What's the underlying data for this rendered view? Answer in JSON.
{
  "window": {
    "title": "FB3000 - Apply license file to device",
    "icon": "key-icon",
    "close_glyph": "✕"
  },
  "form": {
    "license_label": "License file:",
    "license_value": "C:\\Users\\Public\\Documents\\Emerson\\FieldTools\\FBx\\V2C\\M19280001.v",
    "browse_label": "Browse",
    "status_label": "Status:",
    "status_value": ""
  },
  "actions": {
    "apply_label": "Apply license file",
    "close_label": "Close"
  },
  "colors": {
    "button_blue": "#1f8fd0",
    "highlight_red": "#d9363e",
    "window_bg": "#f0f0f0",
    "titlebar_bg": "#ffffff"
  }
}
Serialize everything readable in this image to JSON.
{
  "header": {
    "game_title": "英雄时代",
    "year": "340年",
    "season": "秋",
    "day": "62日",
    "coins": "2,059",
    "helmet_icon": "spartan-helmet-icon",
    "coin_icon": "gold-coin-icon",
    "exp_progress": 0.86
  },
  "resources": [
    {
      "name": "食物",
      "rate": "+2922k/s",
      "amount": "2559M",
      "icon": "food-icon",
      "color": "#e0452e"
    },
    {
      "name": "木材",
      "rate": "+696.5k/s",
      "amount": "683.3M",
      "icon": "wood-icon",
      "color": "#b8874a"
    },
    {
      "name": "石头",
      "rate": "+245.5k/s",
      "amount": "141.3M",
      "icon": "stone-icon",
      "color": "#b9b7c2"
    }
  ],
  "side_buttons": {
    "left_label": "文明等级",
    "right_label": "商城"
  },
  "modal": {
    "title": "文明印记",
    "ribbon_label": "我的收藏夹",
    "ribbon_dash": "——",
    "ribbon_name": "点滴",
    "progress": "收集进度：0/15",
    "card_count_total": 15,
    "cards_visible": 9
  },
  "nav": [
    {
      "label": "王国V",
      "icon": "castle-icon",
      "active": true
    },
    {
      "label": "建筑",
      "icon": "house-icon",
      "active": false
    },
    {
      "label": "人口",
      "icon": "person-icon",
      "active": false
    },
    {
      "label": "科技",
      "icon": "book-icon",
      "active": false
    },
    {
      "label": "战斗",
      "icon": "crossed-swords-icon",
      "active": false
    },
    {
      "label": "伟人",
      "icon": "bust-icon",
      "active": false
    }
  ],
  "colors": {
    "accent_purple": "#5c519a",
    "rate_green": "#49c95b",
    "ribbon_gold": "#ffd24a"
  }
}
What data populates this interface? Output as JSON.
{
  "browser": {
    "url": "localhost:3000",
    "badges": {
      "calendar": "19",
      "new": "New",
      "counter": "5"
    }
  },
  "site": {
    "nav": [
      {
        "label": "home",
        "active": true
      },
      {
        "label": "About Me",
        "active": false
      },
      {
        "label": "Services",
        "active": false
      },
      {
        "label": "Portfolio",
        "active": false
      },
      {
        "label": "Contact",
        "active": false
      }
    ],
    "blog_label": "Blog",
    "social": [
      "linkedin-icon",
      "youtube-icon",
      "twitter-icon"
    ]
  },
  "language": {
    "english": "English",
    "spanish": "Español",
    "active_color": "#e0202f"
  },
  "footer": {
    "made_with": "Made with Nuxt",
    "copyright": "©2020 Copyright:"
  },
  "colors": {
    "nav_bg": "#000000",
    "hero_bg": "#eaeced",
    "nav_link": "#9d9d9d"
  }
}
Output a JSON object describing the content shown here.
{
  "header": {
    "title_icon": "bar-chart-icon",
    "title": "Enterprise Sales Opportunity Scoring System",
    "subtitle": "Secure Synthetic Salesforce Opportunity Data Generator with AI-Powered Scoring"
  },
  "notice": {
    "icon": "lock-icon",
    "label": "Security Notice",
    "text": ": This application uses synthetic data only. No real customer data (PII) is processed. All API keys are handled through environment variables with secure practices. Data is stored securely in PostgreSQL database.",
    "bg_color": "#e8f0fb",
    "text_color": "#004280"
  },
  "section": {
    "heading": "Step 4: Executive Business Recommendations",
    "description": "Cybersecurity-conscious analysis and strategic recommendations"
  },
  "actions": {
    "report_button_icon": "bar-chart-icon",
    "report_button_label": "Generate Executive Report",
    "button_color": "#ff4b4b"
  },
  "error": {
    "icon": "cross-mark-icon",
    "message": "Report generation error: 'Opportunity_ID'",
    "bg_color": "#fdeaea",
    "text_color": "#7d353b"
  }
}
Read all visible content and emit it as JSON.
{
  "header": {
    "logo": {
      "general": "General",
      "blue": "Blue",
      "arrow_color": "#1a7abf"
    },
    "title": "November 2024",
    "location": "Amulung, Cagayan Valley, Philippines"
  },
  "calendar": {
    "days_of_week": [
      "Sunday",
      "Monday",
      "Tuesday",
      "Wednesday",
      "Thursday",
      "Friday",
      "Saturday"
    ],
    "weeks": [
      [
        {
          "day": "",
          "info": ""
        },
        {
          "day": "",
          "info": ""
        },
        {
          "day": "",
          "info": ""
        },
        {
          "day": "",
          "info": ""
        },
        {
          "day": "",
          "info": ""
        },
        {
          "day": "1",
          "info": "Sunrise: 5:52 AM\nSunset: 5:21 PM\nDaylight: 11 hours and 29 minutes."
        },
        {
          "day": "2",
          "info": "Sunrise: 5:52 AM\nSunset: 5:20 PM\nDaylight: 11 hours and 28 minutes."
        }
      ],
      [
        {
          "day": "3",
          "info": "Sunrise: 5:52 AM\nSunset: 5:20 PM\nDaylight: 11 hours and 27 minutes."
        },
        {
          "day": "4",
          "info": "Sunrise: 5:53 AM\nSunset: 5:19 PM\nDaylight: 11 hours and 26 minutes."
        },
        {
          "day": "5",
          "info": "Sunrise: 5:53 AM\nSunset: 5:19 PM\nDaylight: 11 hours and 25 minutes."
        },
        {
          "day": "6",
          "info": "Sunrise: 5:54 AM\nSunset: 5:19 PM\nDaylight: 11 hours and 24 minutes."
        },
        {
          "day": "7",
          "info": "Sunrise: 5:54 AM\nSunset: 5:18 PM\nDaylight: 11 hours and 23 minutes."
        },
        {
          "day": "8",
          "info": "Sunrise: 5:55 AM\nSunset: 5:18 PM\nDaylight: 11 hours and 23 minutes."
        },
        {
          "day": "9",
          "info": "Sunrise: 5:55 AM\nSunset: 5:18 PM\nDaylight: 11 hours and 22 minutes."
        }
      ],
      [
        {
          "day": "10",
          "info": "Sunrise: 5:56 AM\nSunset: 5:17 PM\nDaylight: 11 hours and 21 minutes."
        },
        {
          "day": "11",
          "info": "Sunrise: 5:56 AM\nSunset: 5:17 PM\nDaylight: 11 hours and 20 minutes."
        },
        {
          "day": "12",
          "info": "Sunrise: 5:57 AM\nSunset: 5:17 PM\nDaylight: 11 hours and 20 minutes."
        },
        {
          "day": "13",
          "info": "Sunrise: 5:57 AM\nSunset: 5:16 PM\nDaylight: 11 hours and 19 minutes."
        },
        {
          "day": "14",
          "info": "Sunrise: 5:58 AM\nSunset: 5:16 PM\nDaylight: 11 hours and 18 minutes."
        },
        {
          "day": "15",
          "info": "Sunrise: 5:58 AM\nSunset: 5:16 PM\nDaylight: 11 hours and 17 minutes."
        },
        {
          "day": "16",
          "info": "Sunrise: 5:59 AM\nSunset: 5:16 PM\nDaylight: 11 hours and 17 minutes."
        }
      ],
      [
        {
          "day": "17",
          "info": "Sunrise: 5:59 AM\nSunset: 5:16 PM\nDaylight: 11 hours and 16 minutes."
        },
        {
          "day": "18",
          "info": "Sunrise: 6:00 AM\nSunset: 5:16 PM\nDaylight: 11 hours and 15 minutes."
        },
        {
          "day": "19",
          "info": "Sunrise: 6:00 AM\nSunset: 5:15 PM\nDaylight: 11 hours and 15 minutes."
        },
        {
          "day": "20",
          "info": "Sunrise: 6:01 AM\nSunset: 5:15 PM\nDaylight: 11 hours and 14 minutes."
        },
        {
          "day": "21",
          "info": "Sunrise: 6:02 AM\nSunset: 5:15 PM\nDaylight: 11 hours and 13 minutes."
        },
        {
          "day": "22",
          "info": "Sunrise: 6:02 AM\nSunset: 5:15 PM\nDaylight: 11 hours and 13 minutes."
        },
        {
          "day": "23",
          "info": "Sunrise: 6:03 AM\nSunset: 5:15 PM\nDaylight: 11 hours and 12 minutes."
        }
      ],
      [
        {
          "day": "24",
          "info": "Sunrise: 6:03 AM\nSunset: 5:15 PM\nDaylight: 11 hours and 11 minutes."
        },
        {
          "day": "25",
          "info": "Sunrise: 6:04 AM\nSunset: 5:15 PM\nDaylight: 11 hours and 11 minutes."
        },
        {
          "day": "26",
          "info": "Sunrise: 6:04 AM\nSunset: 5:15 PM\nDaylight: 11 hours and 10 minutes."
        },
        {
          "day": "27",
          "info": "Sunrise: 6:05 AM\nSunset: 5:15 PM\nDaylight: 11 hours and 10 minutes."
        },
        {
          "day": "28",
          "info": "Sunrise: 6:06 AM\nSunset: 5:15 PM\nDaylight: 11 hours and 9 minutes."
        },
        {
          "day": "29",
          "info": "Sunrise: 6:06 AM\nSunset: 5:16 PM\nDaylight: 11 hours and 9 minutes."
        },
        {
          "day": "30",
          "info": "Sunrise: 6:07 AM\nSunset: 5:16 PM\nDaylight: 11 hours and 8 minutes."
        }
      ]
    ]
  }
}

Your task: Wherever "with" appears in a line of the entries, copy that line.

Task answer:
    "made_with": "Made with Nuxt",
    "subtitle": "Secure Synthetic Salesforce Opportunity Data Generator with AI-Powered Scoring"
    "text": ": This application uses synthetic data only. No real customer data (PII) is processed. All API keys are handled through environment variables with secure practices. Data is stored securely in PostgreSQL database.",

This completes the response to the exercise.